Exercise directions
The answer is the data below, repeated exactly, with no pictures included.

Dataset rows describing interfaces:
*****

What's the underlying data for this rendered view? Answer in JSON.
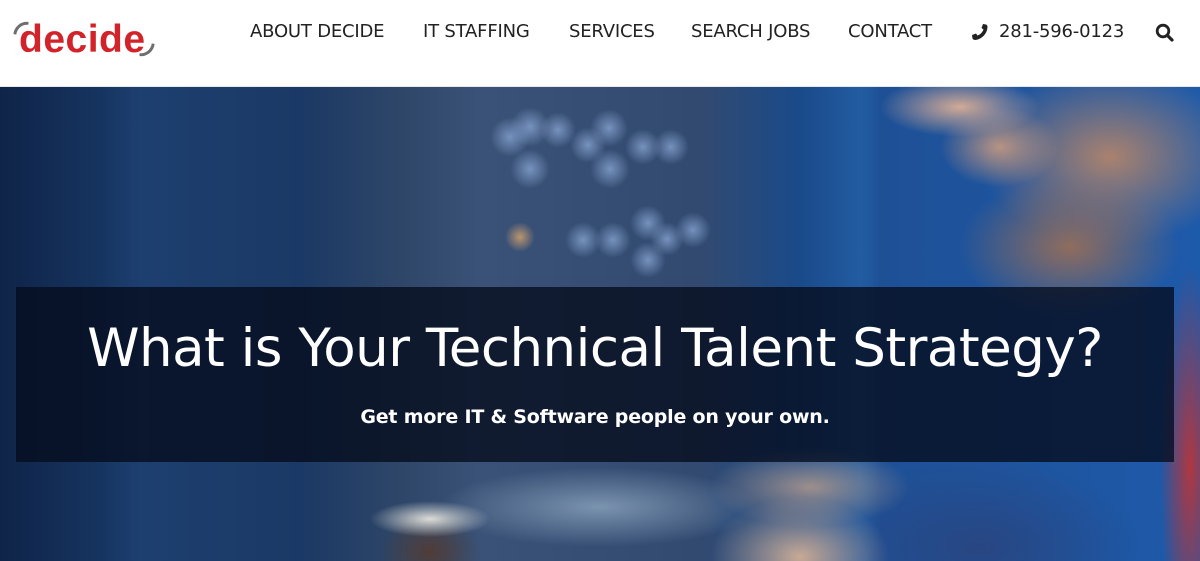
{
  "brand": {
    "name": "decide",
    "logo_color": "#d2232a",
    "arc_color": "#6d6e70"
  },
  "nav": {
    "items": [
      {
        "label": "ABOUT DECIDE"
      },
      {
        "label": "IT STAFFING"
      },
      {
        "label": "SERVICES"
      },
      {
        "label": "SEARCH JOBS"
      },
      {
        "label": "CONTACT"
      }
    ],
    "phone": {
      "icon": "phone-icon",
      "number": "281-596-0123"
    },
    "search": {
      "icon": "search-icon"
    }
  },
  "hero": {
    "title": "What is Your Technical Talent Strategy?",
    "subtitle": "Get more IT & Software people on your own.",
    "background_description": "blurred photo of a developer at a computer workstation"
  }
}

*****

Solution
What's the underlying data for this rendered view? Answer in JSON.
{
  "brand": {
    "name": "decide",
    "logo_color": "#d2232a",
    "arc_color": "#6d6e70"
  },
  "nav": {
    "items": [
      {
        "label": "ABOUT DECIDE"
      },
      {
        "label": "IT STAFFING"
      },
      {
        "label": "SERVICES"
      },
      {
        "label": "SEARCH JOBS"
      },
      {
        "label": "CONTACT"
      }
    ],
    "phone": {
      "icon": "phone-icon",
      "number": "281-596-0123"
    },
    "search": {
      "icon": "search-icon"
    }
  },
  "hero": {
    "title": "What is Your Technical Talent Strategy?",
    "subtitle": "Get more IT & Software people on your own.",
    "background_description": "blurred photo of a developer at a computer workstation"
  }
}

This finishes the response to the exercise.